Madeline Kahn, Remembered
One of the greatest actresses in the world died in 1999. She passed away very unceremoniously, very peacefully, and without any of the operatic dramatics that so surround her film career. She exuded life, and to this day her performances are celebrated as some of the greatest in comedy history, performances that showed the world just how amazing and full of life she really was.
Her name was Madeline Kahn.
My introduction toMadeline was in 2003 when I bought my first ever DVD. I had persuaded my father to buy a DVD player specifically so I could buy this DVD. It was a film called “Murder by Death” which is a farcical murder mystery starring Maggie Smith, Peter Sellers and David Niven to name a few. I had remembered watching the film when I was just a child, and wanted to relive the memories, but the film was only available on DVD – something that the purely VHS based Petrie household was completely out of touch with. So, with thanks to “Murder by Death” we were able to move into the 21st Century.
I loved the film so much, and watched it so many times, that I just had to go out and buy the sequel – a similar farcical murder mystery called “The Cheap Detective”. Unfortunately this film was only available on American DVD, with a completely different Region code and compatibility to contend with – something my thirteen year old brain was finding it hard to comprehend. So I had to persuade my dad to go out and purchase another DVD player, but this time make sure it was multi-region compatible.

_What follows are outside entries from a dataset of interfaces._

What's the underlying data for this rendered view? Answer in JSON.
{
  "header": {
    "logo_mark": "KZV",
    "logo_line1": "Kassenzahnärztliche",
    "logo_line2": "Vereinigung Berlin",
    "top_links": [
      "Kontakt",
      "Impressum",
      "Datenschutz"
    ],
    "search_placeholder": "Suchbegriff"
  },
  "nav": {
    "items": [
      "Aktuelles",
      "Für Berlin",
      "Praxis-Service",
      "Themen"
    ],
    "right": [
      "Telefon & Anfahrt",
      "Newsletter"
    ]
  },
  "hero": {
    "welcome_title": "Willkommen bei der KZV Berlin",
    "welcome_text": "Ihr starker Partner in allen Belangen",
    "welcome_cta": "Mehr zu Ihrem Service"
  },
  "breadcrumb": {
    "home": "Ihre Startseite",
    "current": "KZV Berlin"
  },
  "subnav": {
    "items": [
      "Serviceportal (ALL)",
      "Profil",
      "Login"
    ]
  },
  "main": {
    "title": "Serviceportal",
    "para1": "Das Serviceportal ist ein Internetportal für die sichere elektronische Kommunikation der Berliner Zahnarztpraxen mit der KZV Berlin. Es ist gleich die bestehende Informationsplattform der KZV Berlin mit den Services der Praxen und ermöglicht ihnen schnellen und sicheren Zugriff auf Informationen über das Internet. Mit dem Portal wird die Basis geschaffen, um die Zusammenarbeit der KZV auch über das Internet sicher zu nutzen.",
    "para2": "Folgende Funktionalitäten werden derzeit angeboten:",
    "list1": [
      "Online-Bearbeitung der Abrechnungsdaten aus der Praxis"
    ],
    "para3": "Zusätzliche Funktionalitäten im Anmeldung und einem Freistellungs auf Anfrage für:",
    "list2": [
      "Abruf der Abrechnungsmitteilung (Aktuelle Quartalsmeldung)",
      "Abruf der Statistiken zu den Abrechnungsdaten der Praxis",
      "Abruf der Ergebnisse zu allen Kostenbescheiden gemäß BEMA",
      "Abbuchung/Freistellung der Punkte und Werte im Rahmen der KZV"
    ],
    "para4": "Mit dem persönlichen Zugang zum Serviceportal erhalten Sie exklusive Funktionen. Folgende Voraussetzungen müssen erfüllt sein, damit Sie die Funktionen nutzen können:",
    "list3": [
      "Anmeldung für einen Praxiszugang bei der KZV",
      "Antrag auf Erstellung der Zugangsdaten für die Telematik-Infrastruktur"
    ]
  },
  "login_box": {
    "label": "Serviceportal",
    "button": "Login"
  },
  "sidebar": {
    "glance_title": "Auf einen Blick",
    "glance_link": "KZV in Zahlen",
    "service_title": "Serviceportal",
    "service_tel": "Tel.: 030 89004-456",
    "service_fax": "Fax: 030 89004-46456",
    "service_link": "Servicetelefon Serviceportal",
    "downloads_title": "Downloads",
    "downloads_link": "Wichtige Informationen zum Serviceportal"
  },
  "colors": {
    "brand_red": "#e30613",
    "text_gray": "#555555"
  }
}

Anyway, I ordered the film, my dad bought the multi-region DVD player and lo and behold the sequel wasn’t as good as the first film. What a shocker. However, there was one thing in the sequel that made it all the better for watching. A character by the name of Mrs. Montenegro. She was a funny character, who stole the entire film and that was thanks purely to the actress who played her – namely Madeline Kahn. And from that moment I have adored the work of this fantastic woman.
As I do with every actor or actress I come across who I admire the work of, I went out and tried to purchase as much of Madeline’s work as humanly possible. I remember distinctly going to HMV with my parents and using my pocket money to buy Mel Brooks’ “Young Frankenstein” – a film my dad said he could remember seeing when it came out at the cinema. My parents thought I was very odd – if only they knew I was only buying the film because Madeline was in it. And now there are eleven films in my DVD collection that have been bought purely because Madeline Kahn starred in them.
It is sad that it was four years after her death that I came across Madeline, in fact it took me a while to even discover she had died in 1999 after I came across her. Little did I know in 1998 when I was nine and went to the cinema to see “A Bug’s Life” that I was watching (or hearing) one of Madeline’s last performances. As the sultry and comedic gypsy moth, Madeline lent her always operatic and high pitched voice to the role at a time when she was on the verge of being diagnosed with ovarian cancer.
In January of 1999 Madeline was diagnosed with her fate, but she went on to give one last performance – one, which many, believe to be her most perfected and astounding performances. Madeline was never one for dramatic roles, sticking primarily to comedy in her movies. However early on in her film career she was nominated for her first Academy Award for “Paper Moon” in 1973 – a film that was most definitely a drama… After that she became Mel Brooks’ muse, and starred in many of his films from the 70s and 80s – always churning out terrific comedic performances and one never the same as the other…
I strived for many years to purchase Madeline’s last film, “Judy Berlin”. But the film was an independent film, and because it was Madeline’s last performance it is a very coveted and rare DVD to get hold of. Add to that the fact the film never goes under the same title in two different places. In America the film is known as “Judy Berlin”, but everywhere else it is known as “Babylon, USA”. Tracking down a copy of the DVD, and a copy that wasn’t over $100, was a very difficult task, indeed if you look on Amazon now you will find copies selling for £86. But eventually I discovered a copy on Amazon and purchased it right away.
After watching the film I felt nothing but elated. Seldom in life can you use that word to describe how you feel, but I actually felt elated. I felt lifted and I felt I had viewed a truly independently made film that was truly beautiful. And one of the most powerful performances, if not the most important performance in the entire film comes from Madeline Kahn.
The entire film evolves around different residents of the American midwestern town of Babylon during a total eclipse of the sun. During Madeline’s film arc she wakes up as a typical housewife, who’s husband is the local school headmaster, who is having an affair with the English teacher, which she finds out at the end of the film after spending a lovely “eclipse day” at home with her housekeeper. The whole film’s storyline seems completely implausible and completely quirky but what independent film isn’t? And it’s thanks to the film’s storyline and the amazing performances that make it the epitome of fine film writing and directing. I don’t know if it was because Madeline knew she was dying, or if she was truly just an amazing actress (or perhaps a bit of both) but it is no wonder that her final film is such a rarity and a coveted piece of film.
I can’t remember if I cried or not when I first watched the film – knowing me it’s no surprise. But literally it is a wonderful film. You do need to be in the right mindset and in the right frame of mind to watch and enjoy the film. It isn’t your typical film (but neither is most independent film) but that’s what makes it all the more special.
R.I.P Madeline Kahn. 1942 -1999